The problem with politics is … well … the politics.
Or so we are again reminded as we head into another provincial election and, possibly, a federal election.
Caught in the middle are Saskatchewan farmers struggling to get through harvest. And not even the prospects of a ruling by the highest court on the validity of the federal carbon tax can offer them much solace.
Harvest is generally going well in what’s been a reasonably warm and dry fall, but that doesn’t mean that grain dryers aren’t necessary. Those dryers are powered by propane, which, of course has been subjected to the carbon tax for a year and a half now.
Those in rural Saskatchewan need not be told about the stress that accompanies harvest’s demands to get the crops off the field as quickly and efficiently as possible before moisture downgrades value.
It is a business where the profit margins begin to significantly narrow at this time of year. Adding unnecessary tax costs to the need to dry grain is just one of those things that seems particularly unfair.
Of course, there are easy solutions.
If last week’s Supreme Court of Canada ruling overturns the May 2019 federal Saskatchewan Court of Appeal that upheld federal carbon pricing, then the carbon tax would immediately be removed. Unfortunately, there is no guarantee that the high court will rule in that way - especially given the lower court loss. Moreover, it may take months for the court to review all the factors in the case, which is of no immediate help to stressed out farmers.
Of course, there are more immediate political solutions:
The Saskatchewan Party government could play ball and refund this specific tax to farmers for their propane. In fact, all Saskatchewan governments have long removed the provincial sales taxes on input cost like fuel, fertilizers and chemicals. To refund the carbon tax to farmers would just be a logical extension of what’s already done.
Moreover, the revenue collected by the federal government for carbon pricing is returned to the province (or directly returned to provincial residents through income tax rebates). Revenue neutrality is supposedly part of this tax.
Or Prime Minister Justin Trudeau could simply recognize the inherent unfairness and uselessness of applying carbon pricing to propane for grain drying and order the federal government to not apply the tax.
Propane and natural gas are unlike gasoline and diesel when it comes to greenhouse gas emissions, anyway. (Remember?

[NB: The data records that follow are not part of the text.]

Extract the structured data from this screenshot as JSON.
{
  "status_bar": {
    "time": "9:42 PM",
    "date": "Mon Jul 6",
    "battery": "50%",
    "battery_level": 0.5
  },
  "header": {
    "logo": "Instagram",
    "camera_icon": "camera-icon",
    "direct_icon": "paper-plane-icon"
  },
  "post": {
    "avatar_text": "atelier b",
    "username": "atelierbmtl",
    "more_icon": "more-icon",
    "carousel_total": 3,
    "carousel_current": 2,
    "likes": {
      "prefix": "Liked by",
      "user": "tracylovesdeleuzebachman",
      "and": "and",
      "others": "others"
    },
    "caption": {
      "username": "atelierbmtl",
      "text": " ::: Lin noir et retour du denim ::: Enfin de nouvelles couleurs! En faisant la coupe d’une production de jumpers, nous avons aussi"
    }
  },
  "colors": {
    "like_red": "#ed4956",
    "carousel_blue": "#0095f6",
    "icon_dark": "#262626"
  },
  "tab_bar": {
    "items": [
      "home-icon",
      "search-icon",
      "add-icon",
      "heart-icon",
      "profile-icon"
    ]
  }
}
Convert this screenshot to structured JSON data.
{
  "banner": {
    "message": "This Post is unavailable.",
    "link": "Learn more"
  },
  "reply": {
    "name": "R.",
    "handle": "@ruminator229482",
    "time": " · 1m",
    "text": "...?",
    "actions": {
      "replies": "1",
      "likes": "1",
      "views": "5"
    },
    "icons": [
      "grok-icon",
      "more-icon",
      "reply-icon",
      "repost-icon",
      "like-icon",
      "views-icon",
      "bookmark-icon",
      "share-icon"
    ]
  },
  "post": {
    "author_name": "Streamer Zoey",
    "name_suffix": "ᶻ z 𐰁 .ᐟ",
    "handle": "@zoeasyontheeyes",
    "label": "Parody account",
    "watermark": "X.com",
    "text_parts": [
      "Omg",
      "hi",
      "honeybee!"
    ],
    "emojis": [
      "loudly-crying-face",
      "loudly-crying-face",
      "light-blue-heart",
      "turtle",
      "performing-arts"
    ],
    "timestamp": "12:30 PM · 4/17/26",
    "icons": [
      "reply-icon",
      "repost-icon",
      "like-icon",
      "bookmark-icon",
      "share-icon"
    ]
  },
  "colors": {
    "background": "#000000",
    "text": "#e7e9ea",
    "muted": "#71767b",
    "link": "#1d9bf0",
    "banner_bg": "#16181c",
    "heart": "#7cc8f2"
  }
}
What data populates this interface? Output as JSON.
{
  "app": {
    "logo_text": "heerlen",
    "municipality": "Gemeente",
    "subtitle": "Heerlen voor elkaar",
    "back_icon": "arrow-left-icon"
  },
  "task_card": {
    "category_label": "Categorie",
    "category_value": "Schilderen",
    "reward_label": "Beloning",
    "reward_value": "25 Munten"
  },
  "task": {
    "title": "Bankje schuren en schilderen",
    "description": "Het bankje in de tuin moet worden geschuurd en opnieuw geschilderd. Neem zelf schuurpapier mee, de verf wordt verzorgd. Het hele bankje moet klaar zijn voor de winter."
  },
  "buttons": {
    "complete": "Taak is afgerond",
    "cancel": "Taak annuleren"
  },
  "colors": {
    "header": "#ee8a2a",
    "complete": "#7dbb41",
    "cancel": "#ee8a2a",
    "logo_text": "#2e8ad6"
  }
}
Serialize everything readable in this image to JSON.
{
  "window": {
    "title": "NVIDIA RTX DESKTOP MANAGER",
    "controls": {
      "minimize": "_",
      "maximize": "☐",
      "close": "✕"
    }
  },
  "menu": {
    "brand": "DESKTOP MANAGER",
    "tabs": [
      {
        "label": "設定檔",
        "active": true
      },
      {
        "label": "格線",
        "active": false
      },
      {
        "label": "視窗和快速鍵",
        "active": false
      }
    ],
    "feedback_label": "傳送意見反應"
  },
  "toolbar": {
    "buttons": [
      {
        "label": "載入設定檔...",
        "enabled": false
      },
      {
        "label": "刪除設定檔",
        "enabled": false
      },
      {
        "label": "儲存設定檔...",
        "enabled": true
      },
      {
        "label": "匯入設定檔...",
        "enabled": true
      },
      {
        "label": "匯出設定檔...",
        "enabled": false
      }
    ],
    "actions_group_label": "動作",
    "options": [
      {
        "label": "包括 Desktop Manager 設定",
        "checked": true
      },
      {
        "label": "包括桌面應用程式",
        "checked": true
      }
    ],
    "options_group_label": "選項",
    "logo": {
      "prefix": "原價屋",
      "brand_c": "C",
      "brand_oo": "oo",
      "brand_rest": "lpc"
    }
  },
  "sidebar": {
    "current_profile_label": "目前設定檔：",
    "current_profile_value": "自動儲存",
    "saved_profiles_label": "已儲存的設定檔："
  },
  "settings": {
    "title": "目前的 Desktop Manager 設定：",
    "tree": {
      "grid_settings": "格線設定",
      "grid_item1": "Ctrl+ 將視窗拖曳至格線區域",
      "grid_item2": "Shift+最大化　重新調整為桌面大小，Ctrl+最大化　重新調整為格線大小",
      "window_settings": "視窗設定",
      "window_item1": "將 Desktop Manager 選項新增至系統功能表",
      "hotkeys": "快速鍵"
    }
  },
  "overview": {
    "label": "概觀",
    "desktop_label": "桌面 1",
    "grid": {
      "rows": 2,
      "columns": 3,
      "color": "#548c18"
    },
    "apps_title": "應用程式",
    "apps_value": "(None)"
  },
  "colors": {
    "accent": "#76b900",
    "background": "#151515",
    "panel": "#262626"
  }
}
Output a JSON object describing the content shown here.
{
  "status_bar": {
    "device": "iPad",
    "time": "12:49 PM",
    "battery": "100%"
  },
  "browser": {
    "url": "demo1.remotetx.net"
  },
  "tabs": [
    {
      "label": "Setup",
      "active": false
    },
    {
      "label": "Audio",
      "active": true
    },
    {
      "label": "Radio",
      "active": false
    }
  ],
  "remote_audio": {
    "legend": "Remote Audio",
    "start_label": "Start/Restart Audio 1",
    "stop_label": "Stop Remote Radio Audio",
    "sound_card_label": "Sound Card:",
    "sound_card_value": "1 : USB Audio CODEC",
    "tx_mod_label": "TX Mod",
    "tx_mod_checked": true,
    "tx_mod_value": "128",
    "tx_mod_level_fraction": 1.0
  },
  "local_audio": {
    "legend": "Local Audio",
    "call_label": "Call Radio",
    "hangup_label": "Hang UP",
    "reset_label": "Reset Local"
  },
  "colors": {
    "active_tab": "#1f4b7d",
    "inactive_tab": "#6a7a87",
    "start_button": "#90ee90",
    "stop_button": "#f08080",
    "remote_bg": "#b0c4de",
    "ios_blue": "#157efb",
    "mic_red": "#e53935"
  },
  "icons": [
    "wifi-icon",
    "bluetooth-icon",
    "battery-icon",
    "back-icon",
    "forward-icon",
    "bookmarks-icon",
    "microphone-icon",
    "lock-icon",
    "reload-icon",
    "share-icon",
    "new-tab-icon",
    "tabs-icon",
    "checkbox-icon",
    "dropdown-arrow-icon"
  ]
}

The intent of all this is to supposedly reduced GHGs?)
One could go on at great length how the overall concept and structure of this particular brand of federal carbon pricing does not effectively discourage CO2 emissions anyway.
If the federal government were truly serious about GHG reductions, one supposes it would heavily tax cars in cities, airports and airline travel in cities … or the vast amount of cement in cities that all account far more to global warming than your cows flatulating in the pasture.
But more people vote in cities, so no government is interested in doing that.
There again, it sure does seem that Premier Scott Moe - who is now running a provincial re-election campaign that seems more about running against Justin Trudeau than NDP leader Ryan Meili - wants a solution that would help farmers if it’s also one that would help Trudeau and his policies.
There is an age-old tradition of Saskatchewan governments fighting with Ottawa - sometimes, more for their own political benefit than the people’s benefit.
And Trudeau - also possibly heading to the polls soon in the hopes of turning his minority into a majority - sure doesn’t want a co-operative solution that looks like its a concession to Western premiers.
Caught in the middle are farmers who are just trying to get through harvest.
Ain’t politics grand?
Murray Mandryk has been covering provincial politics since 1983.